While many people can argue this, classroom management is essentially the bread and butter for student success. To put it simply, effective teaching and learning cannot take place if a classroom is poorly managed. In fact, research has shown that teacher’s actions in their classrooms have twice the impact on student achievement as do school policies, student assessment, and community involvement.

Even with this importance, many teachers are ill prepared to handle the task of managing a group of 20 to 30+ students. To go even further, many first year teachers have reportedly stated that classroom management is one of their biggest challenges preventing them from teaching.

To help alleviate this problem, I have listed five key tips in improving a teacher’s classroom management. By making these small changes, even in the middle of the year, you will be able to establish a well-managed environment that welcomes students and observers the opportunity to learn and flourish on a daily basis.


1. Create Classroom Rules, Stay Simple

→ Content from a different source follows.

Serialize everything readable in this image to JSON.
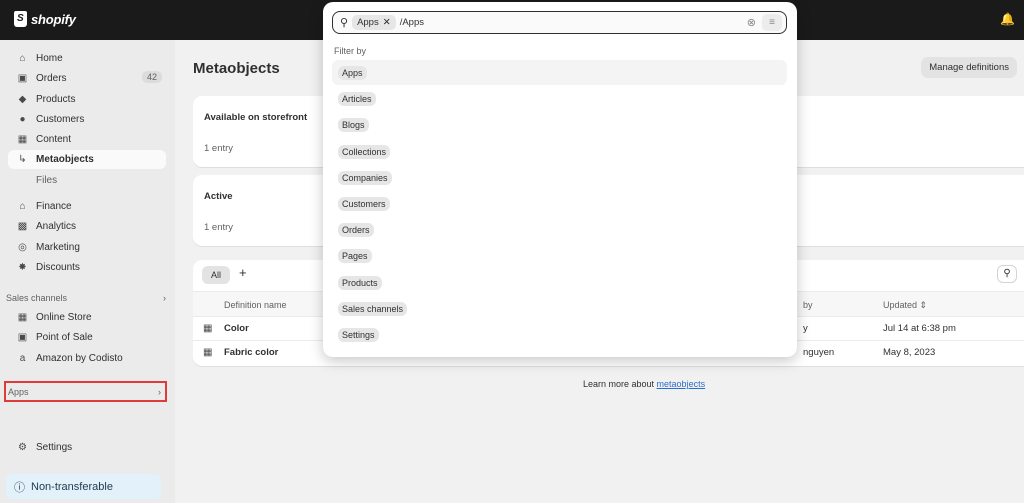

No matter what class you enter, there will always be rules and procedures that establish the overall tone of the class. As a first year teacher, you may be setting your sights on preconceived notions of how students will act when they enter your classroom. My advice is to prepare for the worst-case scenario. When it comes to your rules, start off by creating behavior-style rules that dictate how they should act in your class. These rules can be something like, ‘Do not speak when the teacher is speaking,’ or  ‘Raise your hand if you want to stand up.’ After every rule, make sure you have a reason to why you have that rule. At times, kids are unable to comprehend the simplicity of your rules. Make sure there is no misunderstanding and explain it to the fullest. Last but not least, keep it simple. There is no point in having more than five rules. Anything more than five will eventually get lost in translation.

2. Speak in a Normal Voice

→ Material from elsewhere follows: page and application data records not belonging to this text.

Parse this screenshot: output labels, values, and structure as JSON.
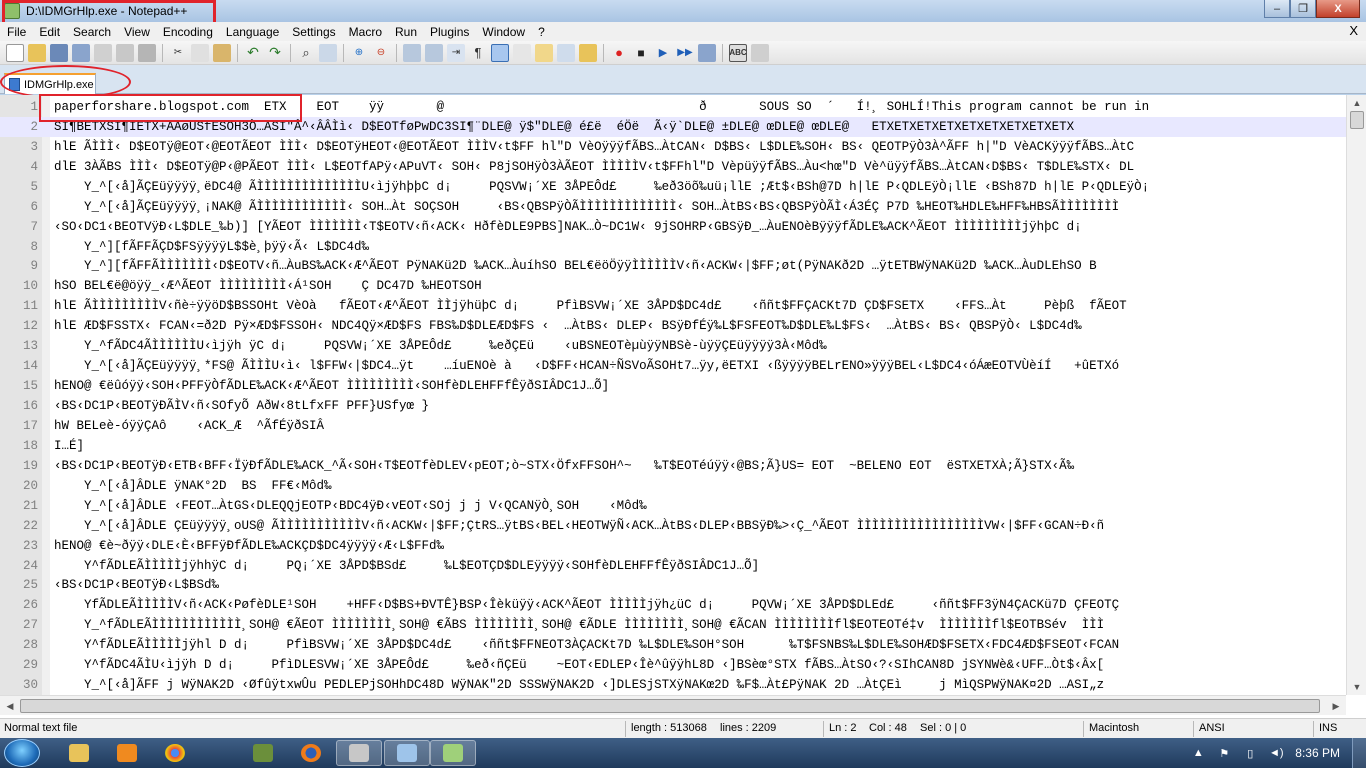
{
  "window": {
    "title": "D:\\IDMGrHlp.exe - Notepad++",
    "controls": {
      "minimize": "–",
      "maximize": "❐",
      "close": "X"
    }
  },
  "menu": [
    "File",
    "Edit",
    "Search",
    "View",
    "Encoding",
    "Language",
    "Settings",
    "Macro",
    "Run",
    "Plugins",
    "Window",
    "?"
  ],
  "menu_close": "X",
  "toolbar": {
    "icons": [
      "new-file-icon",
      "open-file-icon",
      "save-icon",
      "save-all-icon",
      "close-icon",
      "close-all-icon",
      "print-icon",
      "cut-icon",
      "copy-icon",
      "paste-icon",
      "undo-icon",
      "redo-icon",
      "find-icon",
      "replace-icon",
      "zoom-in-icon",
      "zoom-out-icon",
      "sync-vertical-icon",
      "sync-horizontal-icon",
      "word-wrap-icon",
      "show-all-chars-icon",
      "indent-guide-icon",
      "user-lang-icon",
      "doc-map-icon",
      "function-list-icon",
      "folder-workspace-icon",
      "record-macro-icon",
      "stop-macro-icon",
      "play-macro-icon",
      "run-macro-multiple-icon",
      "save-macro-icon",
      "spellcheck-icon",
      "settings-icon"
    ],
    "spellcheck_label": "ABC"
  },
  "tab": {
    "label": "IDMGrHlp.exe"
  },
  "editor": {
    "current_line": 2,
    "lines": [
      {
        "n": "1",
        "text": "paperforshare.blogspot.com  ETX    EOT    ÿÿ       @                                  ð       SOUS SO  ´   Í!¸ SOHLÍ!This program cannot be run in"
      },
      {
        "n": "2",
        "text": "SI¶BETXSI¶IETX+AAøUSfESOH3Ò…ASI\"Â^‹ÂÂÌì‹ D$EOTføPwDC3SI¶¨DLE@ ÿ$\"DLE@ é£ë  éÖë  Ã‹ÿ`DLE@ ±DLE@ œDLE@ œDLE@   ETXETXETXETXETXETXETXETXETX"
      },
      {
        "n": "3",
        "text": "hlE ÃÌÌÌ‹ D$EOTÿ@EOT‹@EOTÃEOT ÌÌÌ‹ D$EOTÿHEOT‹@EOTÃEOT ÌÌÌV‹t$FF hl\"D VèOÿÿÿfÃBS…ÀtCAN‹ D$BS‹ L$DLE‰SOH‹ BS‹ QEOTPÿÒ3À^ÃFF h|\"D VèACKÿÿÿfÃBS…ÀtC"
      },
      {
        "n": "4",
        "text": "dlE 3ÀÃBS ÌÌÌ‹ D$EOTÿ@P‹@PÃEOT ÌÌÌ‹ L$EOTfAPÿ‹APuVT‹ SOH‹ P8jSOHÿÒ3ÀÃEOT ÌÌÌÌÌV‹t$FFhl\"D VèpüÿÿfÃBS…Àu<hœ\"D Vè^üÿÿfÃBS…ÀtCAN‹D$BS‹ T$DLE‰STX‹ DL"
      },
      {
        "n": "5",
        "text": "    Y_^[‹å]ÃÇEüÿÿÿÿ¸ëDC4@ ÃÌÌÌÌÌÌÌÌÌÌÌÌÌÌU‹ìjÿhþþC d¡     PQSVW¡´XE 3ÅPEÔd£     ‰eð3öõ‰uü¡llE ;Æt$‹BSh@7D h|lE P‹QDLEÿÒ¡llE ‹BSh87D h|lE P‹QDLEÿÒ¡"
      },
      {
        "n": "6",
        "text": "    Y_^[‹å]ÃÇEüÿÿÿÿ¸¡NAK@ ÃÌÌÌÌÌÌÌÌÌÌÌÌ‹ SOH…Àt SOÇSOH     ‹BS‹QBSPÿÒÃÌÌÌÌÌÌÌÌÌÌÌÌÌ‹ SOH…ÀtBS‹BS‹QBSPÿÒÃÌ‹Á3ÉÇ P7D ‰HEOT‰HDLE‰HFF‰HBSÃÌÌÌÌÌÌÌÌ"
      },
      {
        "n": "7",
        "text": "‹SO‹DC1‹BEOTVÿÐ‹L$DLE_‰b)] [YÃEOT ÌÌÌÌÌÌÌ‹T$EOTV‹ñ‹ACK‹ HðfèDLE9PBS]NAK…Ò~DC1W‹ 9jSOHRP‹GBSÿÐ_…ÀuENOèBÿÿÿfÃDLE‰ACK^ÃEOT ÌÌÌÌÌÌÌÌÌjÿhþC d¡"
      },
      {
        "n": "8",
        "text": "    Y_^][fÃFFÃÇD$FSÿÿÿÿL$$è¸þÿÿ‹Ã‹ L$DC4d‰"
      },
      {
        "n": "9",
        "text": "    Y_^][fÃFFÃÌÌÌÌÌÌÌ‹D$EOTV‹ñ…ÀuBS‰ACK‹Æ^ÃEOT PÿNAKü2D ‰ACK…ÀuíhSO BEL€ëöÖÿÿÌÌÌÌÌÌV‹ñ‹ACKW‹|$FF;øt(PÿNAKð2D …ÿtETBWÿNAKü2D ‰ACK…ÀuDLEhSO B"
      },
      {
        "n": "10",
        "text": "hSO BEL€ë@öÿÿ_‹Æ^ÃEOT ÌÌÌÌÌÌÌÌÌ‹Á¹SOH    Ç DC47D ‰HEOTSOH"
      },
      {
        "n": "11",
        "text": "hlE ÃÌÌÌÌÌÌÌÌÌV‹ñè÷ÿÿöD$BSSOHt VèOà   fÃEOT‹Æ^ÃEOT ÌÌjÿhüþC d¡     PfìBSVW¡´XE 3ÅPD$DC4d£    ‹ññt$FFÇACKt7D ÇD$FSETX    ‹FFS…Àt     Pèþß  fÃEOT"
      },
      {
        "n": "12",
        "text": "hlE ÆD$FSSTX‹ FCAN‹=ð2D Pÿ×ÆD$FSSOH‹ NDC4Qÿ×ÆD$FS FBS‰D$DLEÆD$FS ‹  …ÀtBS‹ DLEP‹ BSÿÐfÉÿ‰L$FSFEOT‰D$DLE‰L$FS‹  …ÀtBS‹ BS‹ QBSPÿÒ‹ L$DC4d‰"
      },
      {
        "n": "13",
        "text": "    Y_^fÃDC4ÃÌÌÌÌÌÌU‹ìjÿh ÿC d¡     PQSVW¡´XE 3ÅPEÔd£     ‰eðÇEü    ‹uBSNEOTèµùÿÿNBSè-ùÿÿÇEüÿÿÿÿ3À‹Môd‰"
      },
      {
        "n": "14",
        "text": "    Y_^[‹å]ÃÇEüÿÿÿÿ¸*FS@ ÃÌÌÌU‹ì‹ l$FFW‹|$DC4…ÿt    …íuENOè à   ‹D$FF‹HCAN÷ÑSVoÃSOHt7…ÿy,ëETXI ‹ßÿÿÿÿBELrENO»ÿÿÿBEL‹L$DC4‹óÁæEOTVÙèíÍ   +ûETXó"
      },
      {
        "n": "15",
        "text": "hENO@ €ëûóÿÿ‹SOH‹PFFÿÒfÃDLE‰ACK‹Æ^ÃEOT ÌÌÌÌÌÌÌÌÌ‹SOHfèDLEHFFfÊÿðSIÂDC1J…Õ]"
      },
      {
        "n": "16",
        "text": "‹BS‹DC1P‹BEOTÿÐÃÌV‹ñ‹SOfyÕ AðW‹8tLfxFF PFF}USfyœ }"
      },
      {
        "n": "17",
        "text": "hW BELeè-óÿÿÇAô    ‹ACK_Æ  ^ÃfÉÿðSIÂ"
      },
      {
        "n": "18",
        "text": "I…É]"
      },
      {
        "n": "19",
        "text": "‹BS‹DC1P‹BEOTÿÐ‹ETB‹BFF‹ÏÿÐfÃDLE‰ACK_^Ã‹SOH‹T$EOTfèDLEV‹pEOT;ò~STX‹ÖfxFFSOH^~   ‰T$EOTéúÿÿ‹@BS;Ã}US= EOT  ~BELENO EOT  ëSTXETXÀ;Ã}STX‹Ã‰"
      },
      {
        "n": "20",
        "text": "    Y_^[‹å]ÂDLE ÿNAK°2D  BS  FF€‹Môd‰"
      },
      {
        "n": "21",
        "text": "    Y_^[‹å]ÂDLE ‹FEOT…ÀtGS‹DLEQQjEOTP‹BDC4ÿÐ‹vEOT‹SOj j j V‹QCANÿÒ¸SOH    ‹Môd‰"
      },
      {
        "n": "22",
        "text": "    Y_^[‹å]ÂDLE ÇEüÿÿÿÿ¸oUS@ ÃÌÌÌÌÌÌÌÌÌÌÌV‹ñ‹ACKW‹|$FF;ÇtRS…ÿtBS‹BEL‹HEOTWÿÑ‹ACK…ÀtBS‹DLEP‹BBSÿÐ‰>‹Ç_^ÃEOT ÌÌÌÌÌÌÌÌÌÌÌÌÌÌÌÌÌVW‹|$FF‹GCAN÷Ð‹ñ"
      },
      {
        "n": "23",
        "text": "hENO@ €è~ðÿÿ‹DLE‹È‹BFFÿÐfÃDLE‰ACKÇD$DC4ÿÿÿÿ‹Æ‹L$FFd‰"
      },
      {
        "n": "24",
        "text": "    Y^fÃDLEÃÌÌÌÌÌjÿhhÿC d¡     PQ¡´XE 3ÅPD$BSd£     ‰L$EOTÇD$DLEÿÿÿÿ‹SOHfèDLEHFFfÊÿðSIÂDC1J…Õ]"
      },
      {
        "n": "25",
        "text": "‹BS‹DC1P‹BEOTÿÐ‹L$BSd‰"
      },
      {
        "n": "26",
        "text": "    YfÃDLEÃÌÌÌÌÌV‹ñ‹ACK‹PøfèDLE¹SOH    +HFF‹D$BS+ÐVTÊ}BSP‹Îèküÿÿ‹ACK^ÃEOT ÌÌÌÌÌjÿh¿üC d¡     PQVW¡´XE 3ÅPD$DLEd£     ‹ññt$FF3ÿN4ÇACKü7D ÇFEOTÇ"
      },
      {
        "n": "27",
        "text": "    Y_^fÃDLEÃÌÌÌÌÌÌÌÌÌÌÌÌ¸SOH@ €ÃEOT ÌÌÌÌÌÌÌÌ¸SOH@ €ÃBS ÌÌÌÌÌÌÌÌ¸SOH@ €ÃDLE ÌÌÌÌÌÌÌÌ¸SOH@ €ÃCAN ÌÌÌÌÌÌÌÌfl$EOTEOTé‡v  ÌÌÌÌÌÌÌfl$EOTBSév  ÌÌÌ"
      },
      {
        "n": "28",
        "text": "    Y^fÃDLEÃÌÌÌÌÌjÿhl D d¡     PfìBSVW¡´XE 3ÅPD$DC4d£    ‹ññt$FFNEOT3ÀÇACKt7D ‰L$DLE‰SOH°SOH      ‰T$FSNBS‰L$DLE‰SOHÆD$FSETX‹FDC4ÆD$FSEOT‹FCAN"
      },
      {
        "n": "29",
        "text": "    Y^fÃDC4ÃÌU‹ìjÿh D d¡     PfìDLESVW¡´XE 3ÅPEÔd£     ‰eð‹ñÇEü    ~EOT‹EDLEP‹Îè^ûÿÿhL8D ‹]BSèœ°STX fÃBS…ÀtSO‹?‹SIhCAN8D jSYNWè&‹UFF…Òt$‹Âx["
      },
      {
        "n": "30",
        "text": "    Y_^[‹å]ÃFF j WÿNAK2D ‹ØfûÿtxwÛu PEDLEPjSOHhDC48D WÿNAK\"2D SSSWÿNAK2D ‹]DLESjSTXÿNAKœ2D ‰F$…Àt£PÿNAK 2D …ÀtÇEì     j MìQSPWÿNAK¤2D …ASI„z"
      }
    ]
  },
  "status": {
    "file_type": "Normal text file",
    "length": "length : 513068",
    "lines": "lines : 2209",
    "ln": "Ln : 2",
    "col": "Col : 48",
    "sel": "Sel : 0 | 0",
    "eol": "Macintosh",
    "encoding": "ANSI",
    "mode": "INS"
  },
  "taskbar": {
    "apps": [
      "explorer-icon",
      "media-player-icon",
      "chrome-icon",
      "network-tool-icon",
      "firefox-icon",
      "screen-capture-icon",
      "notes-icon",
      "notepad-plus-plus-icon"
    ],
    "tray_icons": [
      "show-hidden-icon",
      "flag-icon",
      "battery-icon",
      "volume-icon"
    ],
    "clock": "8:36 PM"
  },
  "colors": {
    "annotation_red": "#e0232b",
    "title_bar": "#b9d1ea",
    "current_line_bg": "#e8e8ff",
    "gutter": "#e4e4e4",
    "line_number": "#808080"
  }
}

This is usually developed when you find your sweet spot later on in the year. As a teacher, we have a tendency to raise our voices, especially when we are reprimanding a student. Rather than giving the students a show and yelling your brains out, stay calm, cool, and collected. By utilizing your normal voice, you are gaining control of a bad situation and showing the student who is in charge. For there you can raise your voice or stay calm. Either way, the misbehaved student will receive the message.

3. Speak Only When Students are Quiet

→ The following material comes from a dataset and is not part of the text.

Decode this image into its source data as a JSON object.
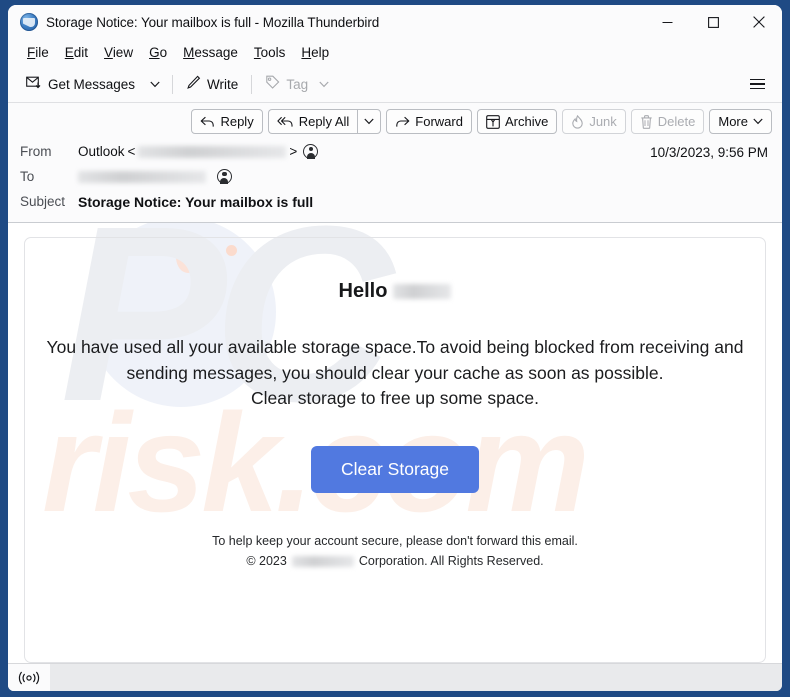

This is a mistake all first year teachers make when they enter the classroom. Trust me, I have also done it myself. But no matter what, you should never let your students speak over you. Any instances of this can give them the idea that this type of negative behavior is accepted in the classroom. If it happens, make sure you point it out and negative that behavior.

4. Use Hand Signals

To help aid with your management, try and use certain hand signals to hand a student’s behavior. This can even be associated with specific phrases. This is a type of managing technique that takes time. But the more consistent you are with using it, the stronger it can play for your classroom.

5. Address ANY Negative Behavior

Do not let any slip through the crack! If there is any negative behavior from any student, make sure you address the situation, even if it takes time out of your lesson. At the end of the day, it is better to set off a few minutes to adjust a student’s behavior than a few minutes each day seeing the behavior pop up all throughout the year.